#### How to complete this task
Filter the entries below down to the lines that hold "title".

─── Data under study

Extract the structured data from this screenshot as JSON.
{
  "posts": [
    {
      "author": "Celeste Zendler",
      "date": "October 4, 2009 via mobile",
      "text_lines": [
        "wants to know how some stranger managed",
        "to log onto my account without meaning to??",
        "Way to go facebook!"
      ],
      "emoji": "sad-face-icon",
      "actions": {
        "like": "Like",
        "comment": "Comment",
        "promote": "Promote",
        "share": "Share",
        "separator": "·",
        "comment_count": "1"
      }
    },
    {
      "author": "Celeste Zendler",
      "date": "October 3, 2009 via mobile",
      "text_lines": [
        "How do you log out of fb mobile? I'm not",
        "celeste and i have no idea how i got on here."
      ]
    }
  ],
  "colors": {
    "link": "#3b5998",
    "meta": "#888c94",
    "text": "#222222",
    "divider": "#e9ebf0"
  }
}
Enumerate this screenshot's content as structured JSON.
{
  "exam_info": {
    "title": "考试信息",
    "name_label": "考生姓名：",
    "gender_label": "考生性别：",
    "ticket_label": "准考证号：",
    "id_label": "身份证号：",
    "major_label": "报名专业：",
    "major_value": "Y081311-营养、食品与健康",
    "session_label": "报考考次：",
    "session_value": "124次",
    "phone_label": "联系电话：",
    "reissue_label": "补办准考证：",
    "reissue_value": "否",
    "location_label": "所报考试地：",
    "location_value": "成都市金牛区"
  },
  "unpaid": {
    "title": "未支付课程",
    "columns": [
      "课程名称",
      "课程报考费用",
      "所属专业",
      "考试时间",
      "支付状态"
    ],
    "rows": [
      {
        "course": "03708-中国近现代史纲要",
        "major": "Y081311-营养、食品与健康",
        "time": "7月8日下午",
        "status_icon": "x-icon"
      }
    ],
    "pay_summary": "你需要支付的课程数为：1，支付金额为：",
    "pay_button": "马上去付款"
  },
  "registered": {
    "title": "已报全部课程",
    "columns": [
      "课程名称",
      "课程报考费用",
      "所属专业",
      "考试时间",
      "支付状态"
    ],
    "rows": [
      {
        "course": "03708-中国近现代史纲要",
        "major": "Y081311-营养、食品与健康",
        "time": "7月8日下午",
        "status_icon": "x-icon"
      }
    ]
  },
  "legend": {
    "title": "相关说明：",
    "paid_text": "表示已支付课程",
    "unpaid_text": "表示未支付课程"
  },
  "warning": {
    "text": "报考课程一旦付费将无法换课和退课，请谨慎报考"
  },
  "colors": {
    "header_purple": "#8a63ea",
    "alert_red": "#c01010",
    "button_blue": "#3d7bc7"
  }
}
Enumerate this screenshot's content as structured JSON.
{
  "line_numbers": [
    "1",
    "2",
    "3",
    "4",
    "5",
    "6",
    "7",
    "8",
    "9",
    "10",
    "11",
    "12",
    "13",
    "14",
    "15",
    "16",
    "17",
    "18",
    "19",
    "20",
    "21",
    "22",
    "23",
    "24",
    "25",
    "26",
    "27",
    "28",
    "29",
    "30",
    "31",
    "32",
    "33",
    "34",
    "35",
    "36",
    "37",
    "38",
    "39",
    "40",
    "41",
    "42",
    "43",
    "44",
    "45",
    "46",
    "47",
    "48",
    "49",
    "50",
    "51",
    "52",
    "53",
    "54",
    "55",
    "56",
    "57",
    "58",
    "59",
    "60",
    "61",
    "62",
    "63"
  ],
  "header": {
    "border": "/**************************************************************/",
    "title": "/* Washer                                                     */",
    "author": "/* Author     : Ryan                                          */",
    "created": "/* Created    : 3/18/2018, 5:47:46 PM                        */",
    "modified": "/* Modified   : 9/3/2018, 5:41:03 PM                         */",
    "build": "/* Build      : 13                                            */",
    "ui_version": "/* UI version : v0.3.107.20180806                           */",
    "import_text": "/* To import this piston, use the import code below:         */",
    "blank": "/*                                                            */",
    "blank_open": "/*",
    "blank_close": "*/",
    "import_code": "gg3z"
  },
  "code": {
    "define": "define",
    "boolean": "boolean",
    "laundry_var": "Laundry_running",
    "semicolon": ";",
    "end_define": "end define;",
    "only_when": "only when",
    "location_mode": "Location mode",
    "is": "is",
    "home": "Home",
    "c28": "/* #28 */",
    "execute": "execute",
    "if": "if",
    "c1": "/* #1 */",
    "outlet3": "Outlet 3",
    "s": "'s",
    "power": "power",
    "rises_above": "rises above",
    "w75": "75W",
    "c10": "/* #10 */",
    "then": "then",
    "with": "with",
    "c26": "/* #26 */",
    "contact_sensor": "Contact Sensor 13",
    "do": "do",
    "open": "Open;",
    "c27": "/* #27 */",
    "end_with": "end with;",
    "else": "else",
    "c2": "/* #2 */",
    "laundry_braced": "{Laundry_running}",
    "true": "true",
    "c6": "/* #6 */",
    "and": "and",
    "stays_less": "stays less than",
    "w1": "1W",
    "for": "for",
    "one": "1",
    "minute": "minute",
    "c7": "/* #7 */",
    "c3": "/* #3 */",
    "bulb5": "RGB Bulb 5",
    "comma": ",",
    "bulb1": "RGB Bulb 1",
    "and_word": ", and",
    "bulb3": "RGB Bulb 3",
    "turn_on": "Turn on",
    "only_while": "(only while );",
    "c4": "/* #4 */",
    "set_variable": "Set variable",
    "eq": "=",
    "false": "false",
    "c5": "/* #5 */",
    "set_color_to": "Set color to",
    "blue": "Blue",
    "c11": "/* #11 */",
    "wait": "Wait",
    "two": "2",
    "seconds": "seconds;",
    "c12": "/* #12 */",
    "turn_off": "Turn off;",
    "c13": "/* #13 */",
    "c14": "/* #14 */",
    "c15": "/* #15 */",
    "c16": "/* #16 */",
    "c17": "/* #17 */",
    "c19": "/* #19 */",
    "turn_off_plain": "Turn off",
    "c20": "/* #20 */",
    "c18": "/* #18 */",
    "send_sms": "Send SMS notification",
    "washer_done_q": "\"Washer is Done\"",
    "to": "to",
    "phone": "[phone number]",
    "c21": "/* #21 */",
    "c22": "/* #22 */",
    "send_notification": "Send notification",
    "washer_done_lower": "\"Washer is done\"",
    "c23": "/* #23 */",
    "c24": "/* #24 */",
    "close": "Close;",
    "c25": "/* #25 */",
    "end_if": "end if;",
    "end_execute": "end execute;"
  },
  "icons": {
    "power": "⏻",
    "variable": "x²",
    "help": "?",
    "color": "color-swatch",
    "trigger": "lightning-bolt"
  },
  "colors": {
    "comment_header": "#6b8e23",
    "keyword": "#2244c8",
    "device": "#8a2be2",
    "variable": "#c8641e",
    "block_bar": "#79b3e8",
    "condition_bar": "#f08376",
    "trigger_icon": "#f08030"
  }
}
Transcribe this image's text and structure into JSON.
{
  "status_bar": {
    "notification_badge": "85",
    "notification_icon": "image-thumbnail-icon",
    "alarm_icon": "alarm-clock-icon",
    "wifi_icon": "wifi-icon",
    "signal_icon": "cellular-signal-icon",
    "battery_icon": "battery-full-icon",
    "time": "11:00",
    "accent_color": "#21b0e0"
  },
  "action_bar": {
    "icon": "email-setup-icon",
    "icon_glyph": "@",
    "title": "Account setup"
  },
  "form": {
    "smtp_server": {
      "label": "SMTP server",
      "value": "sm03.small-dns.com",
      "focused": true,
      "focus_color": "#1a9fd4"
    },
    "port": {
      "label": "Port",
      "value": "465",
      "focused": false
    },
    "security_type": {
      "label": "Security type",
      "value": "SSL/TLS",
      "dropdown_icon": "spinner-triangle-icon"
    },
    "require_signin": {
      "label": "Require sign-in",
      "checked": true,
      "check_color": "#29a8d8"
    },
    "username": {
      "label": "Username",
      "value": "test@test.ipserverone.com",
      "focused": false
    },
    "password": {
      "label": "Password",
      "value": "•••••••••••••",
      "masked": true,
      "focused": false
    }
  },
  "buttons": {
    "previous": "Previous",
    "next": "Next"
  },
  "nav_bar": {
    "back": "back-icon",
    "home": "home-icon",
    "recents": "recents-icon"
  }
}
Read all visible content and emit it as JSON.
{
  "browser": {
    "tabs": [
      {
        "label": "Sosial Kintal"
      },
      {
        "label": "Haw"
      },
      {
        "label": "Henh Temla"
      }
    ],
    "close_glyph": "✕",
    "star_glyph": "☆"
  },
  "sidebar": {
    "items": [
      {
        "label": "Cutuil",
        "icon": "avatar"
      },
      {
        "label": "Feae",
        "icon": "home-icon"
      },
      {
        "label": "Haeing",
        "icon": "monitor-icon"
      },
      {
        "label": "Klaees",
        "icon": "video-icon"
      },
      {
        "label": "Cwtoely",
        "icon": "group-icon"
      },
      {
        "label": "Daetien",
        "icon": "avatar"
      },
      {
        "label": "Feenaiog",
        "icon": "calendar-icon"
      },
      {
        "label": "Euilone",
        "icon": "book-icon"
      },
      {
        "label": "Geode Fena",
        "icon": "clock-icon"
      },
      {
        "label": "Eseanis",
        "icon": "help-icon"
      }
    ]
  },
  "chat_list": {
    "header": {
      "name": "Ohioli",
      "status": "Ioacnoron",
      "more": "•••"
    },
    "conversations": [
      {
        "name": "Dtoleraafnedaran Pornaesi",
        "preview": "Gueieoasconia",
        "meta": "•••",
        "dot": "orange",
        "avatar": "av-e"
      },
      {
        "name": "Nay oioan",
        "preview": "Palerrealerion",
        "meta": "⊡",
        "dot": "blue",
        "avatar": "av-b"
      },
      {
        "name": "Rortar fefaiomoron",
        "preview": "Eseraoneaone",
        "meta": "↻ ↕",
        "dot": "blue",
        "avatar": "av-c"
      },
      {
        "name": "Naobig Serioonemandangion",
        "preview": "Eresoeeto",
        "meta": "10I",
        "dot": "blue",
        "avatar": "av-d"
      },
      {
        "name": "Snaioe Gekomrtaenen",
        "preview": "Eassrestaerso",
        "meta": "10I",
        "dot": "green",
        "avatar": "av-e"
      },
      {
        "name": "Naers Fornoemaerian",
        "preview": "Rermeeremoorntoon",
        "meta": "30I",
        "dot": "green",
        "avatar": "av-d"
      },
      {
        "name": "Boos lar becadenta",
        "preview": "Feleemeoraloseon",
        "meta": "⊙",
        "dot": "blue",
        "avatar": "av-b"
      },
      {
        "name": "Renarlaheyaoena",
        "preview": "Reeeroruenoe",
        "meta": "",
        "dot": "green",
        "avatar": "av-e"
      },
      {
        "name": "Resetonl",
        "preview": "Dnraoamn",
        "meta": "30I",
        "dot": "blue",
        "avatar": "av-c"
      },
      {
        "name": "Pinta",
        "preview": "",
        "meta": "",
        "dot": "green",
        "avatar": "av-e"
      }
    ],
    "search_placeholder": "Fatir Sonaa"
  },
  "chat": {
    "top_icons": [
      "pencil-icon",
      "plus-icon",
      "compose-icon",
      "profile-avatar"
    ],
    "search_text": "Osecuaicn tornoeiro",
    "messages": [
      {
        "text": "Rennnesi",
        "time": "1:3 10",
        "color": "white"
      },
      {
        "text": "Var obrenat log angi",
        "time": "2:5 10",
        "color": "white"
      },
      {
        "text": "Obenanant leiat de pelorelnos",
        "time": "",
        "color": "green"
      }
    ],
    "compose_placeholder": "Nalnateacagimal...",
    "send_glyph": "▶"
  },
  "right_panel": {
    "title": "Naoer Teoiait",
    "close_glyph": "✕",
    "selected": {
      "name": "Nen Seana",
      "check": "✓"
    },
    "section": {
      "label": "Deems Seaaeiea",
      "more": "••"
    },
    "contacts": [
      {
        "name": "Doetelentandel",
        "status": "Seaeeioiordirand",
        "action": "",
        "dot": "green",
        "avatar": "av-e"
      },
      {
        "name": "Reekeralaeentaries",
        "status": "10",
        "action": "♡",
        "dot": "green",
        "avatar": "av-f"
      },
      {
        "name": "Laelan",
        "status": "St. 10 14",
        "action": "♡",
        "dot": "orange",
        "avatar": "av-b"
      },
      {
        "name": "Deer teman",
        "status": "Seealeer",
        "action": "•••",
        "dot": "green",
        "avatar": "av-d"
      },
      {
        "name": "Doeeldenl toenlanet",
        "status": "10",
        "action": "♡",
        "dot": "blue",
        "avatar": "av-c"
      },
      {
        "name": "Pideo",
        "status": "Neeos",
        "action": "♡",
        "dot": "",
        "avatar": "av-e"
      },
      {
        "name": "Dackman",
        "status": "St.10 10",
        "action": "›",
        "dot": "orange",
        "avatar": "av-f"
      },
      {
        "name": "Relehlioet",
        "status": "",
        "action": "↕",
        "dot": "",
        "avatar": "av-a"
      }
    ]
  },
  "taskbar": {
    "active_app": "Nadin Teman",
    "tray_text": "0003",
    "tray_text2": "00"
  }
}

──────

#### Task result
    "title": "考试信息",
    "title": "未支付课程",
    "title": "已报全部课程",
    "title": "相关说明：",
    "title": "/* Washer                                                     */",
    "title": "Account setup"
    "title": "Naoer Teoiait",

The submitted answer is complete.